**RECORDS TO PROCESS:**
+ + + + +

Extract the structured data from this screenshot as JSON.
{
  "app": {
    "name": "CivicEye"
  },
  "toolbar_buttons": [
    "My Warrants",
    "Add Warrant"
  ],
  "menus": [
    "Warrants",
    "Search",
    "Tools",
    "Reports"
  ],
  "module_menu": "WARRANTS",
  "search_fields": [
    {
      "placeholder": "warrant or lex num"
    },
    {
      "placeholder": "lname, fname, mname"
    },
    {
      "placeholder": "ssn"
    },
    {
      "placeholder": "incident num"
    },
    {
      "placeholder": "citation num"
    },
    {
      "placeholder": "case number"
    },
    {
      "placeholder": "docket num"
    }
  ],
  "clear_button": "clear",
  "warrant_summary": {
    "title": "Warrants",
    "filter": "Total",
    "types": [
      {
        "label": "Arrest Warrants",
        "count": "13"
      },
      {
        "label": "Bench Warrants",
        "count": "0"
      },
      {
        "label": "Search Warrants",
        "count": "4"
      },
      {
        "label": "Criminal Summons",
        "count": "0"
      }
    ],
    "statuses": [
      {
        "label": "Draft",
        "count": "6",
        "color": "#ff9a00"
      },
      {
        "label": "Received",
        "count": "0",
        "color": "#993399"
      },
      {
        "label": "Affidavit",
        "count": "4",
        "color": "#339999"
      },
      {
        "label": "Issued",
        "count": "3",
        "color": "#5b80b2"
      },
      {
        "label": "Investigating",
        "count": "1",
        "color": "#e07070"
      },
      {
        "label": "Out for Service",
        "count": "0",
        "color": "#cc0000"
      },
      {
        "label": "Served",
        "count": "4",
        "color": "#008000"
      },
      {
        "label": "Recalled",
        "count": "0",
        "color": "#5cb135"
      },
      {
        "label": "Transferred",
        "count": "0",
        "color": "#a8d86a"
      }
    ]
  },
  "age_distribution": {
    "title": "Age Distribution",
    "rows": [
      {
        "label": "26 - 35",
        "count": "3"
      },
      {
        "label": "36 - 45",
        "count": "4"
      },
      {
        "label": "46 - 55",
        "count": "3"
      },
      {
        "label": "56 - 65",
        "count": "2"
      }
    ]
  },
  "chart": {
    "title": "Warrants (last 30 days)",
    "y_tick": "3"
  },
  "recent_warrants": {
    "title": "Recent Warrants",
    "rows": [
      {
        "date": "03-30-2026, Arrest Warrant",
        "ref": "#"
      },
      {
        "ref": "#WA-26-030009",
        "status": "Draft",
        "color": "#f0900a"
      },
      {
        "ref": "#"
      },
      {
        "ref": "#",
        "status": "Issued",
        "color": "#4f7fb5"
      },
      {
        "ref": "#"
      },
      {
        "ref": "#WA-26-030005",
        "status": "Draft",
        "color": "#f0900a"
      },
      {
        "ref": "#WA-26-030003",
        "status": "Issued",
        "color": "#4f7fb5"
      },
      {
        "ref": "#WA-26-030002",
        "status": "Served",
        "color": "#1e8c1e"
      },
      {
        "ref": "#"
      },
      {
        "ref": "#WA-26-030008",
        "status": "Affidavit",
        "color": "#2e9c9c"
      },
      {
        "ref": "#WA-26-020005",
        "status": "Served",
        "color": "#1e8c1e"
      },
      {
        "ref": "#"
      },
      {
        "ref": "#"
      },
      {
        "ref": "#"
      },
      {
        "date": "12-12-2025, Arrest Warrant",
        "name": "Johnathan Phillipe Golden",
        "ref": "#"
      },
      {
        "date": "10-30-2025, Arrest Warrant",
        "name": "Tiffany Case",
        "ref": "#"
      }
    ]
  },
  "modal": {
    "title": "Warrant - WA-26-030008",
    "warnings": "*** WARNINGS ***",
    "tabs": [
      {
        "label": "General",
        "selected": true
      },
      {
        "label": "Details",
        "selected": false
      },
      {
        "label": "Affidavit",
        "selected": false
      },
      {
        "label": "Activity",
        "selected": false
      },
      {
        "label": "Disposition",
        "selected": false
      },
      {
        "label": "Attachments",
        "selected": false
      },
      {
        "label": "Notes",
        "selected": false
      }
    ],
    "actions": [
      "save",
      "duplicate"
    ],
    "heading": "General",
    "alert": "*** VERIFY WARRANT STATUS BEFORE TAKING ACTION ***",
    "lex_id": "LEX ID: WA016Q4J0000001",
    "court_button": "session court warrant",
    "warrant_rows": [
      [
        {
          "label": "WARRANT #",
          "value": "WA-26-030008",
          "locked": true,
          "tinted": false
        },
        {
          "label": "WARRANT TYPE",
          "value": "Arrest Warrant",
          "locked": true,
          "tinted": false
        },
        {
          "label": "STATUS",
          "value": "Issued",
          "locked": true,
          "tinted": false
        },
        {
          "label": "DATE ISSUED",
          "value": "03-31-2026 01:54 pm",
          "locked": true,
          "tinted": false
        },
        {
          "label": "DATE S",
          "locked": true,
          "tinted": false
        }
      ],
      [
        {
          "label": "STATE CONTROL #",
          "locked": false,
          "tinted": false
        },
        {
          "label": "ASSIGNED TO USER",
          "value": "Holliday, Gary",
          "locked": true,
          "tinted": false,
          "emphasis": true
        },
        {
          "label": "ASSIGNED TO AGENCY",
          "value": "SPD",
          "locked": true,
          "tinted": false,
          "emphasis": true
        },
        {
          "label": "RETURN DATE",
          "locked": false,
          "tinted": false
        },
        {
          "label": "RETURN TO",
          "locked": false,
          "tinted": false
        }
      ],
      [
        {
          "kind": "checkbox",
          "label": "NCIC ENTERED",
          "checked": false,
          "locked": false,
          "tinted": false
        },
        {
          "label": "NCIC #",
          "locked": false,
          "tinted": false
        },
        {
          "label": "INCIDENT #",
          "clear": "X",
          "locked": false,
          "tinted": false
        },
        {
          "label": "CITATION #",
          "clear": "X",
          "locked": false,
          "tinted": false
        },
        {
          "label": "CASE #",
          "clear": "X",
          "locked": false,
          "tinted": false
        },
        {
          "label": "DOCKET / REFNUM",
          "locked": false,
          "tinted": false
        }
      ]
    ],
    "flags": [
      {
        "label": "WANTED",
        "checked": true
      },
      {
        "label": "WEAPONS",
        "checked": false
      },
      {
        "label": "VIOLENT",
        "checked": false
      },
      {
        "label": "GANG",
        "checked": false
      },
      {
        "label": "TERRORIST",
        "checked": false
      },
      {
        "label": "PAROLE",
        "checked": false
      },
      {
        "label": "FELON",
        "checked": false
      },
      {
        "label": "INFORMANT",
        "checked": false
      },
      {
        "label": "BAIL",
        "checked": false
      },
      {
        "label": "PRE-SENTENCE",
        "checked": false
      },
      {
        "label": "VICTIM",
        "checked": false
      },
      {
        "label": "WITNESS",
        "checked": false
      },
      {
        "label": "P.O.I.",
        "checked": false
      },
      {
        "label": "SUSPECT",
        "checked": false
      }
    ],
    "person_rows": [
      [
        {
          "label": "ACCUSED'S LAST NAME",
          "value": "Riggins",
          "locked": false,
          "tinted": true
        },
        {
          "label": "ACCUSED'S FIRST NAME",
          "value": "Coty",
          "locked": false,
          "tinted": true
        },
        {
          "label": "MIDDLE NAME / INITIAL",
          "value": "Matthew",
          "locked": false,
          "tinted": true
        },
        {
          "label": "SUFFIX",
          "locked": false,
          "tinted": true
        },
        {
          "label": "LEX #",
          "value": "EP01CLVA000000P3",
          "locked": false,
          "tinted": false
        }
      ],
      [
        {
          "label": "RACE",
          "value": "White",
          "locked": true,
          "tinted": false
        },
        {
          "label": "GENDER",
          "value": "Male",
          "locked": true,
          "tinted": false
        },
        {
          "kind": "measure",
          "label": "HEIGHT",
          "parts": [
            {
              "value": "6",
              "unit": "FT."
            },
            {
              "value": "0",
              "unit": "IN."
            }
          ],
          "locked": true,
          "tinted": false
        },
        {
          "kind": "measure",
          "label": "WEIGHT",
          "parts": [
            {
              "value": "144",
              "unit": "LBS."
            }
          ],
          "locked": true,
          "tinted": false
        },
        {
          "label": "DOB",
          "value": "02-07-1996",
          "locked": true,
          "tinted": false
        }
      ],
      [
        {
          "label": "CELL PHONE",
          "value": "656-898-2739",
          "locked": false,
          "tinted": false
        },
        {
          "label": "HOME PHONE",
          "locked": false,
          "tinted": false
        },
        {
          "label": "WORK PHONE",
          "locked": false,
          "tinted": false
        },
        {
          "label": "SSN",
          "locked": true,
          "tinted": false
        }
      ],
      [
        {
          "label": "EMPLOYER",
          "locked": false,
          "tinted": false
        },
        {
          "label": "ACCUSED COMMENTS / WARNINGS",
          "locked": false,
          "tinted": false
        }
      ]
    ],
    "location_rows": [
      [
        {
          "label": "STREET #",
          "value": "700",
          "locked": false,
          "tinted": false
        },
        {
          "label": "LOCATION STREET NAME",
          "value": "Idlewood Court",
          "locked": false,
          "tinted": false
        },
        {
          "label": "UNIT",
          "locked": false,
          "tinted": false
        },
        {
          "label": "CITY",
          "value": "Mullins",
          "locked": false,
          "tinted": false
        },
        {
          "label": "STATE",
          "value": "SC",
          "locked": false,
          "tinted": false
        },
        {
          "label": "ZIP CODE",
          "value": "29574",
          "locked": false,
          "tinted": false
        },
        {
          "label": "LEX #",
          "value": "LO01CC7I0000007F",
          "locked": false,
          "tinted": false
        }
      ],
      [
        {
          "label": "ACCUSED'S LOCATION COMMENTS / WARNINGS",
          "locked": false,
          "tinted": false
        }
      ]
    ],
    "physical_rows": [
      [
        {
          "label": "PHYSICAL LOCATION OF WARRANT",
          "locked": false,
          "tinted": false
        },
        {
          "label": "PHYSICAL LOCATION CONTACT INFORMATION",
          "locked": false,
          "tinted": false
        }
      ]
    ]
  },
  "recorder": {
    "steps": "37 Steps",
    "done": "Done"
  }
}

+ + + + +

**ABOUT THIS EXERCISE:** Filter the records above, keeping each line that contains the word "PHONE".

**TASK OUTPUT:**
          "label": "CELL PHONE",
          "label": "HOME PHONE",
          "label": "WORK PHONE",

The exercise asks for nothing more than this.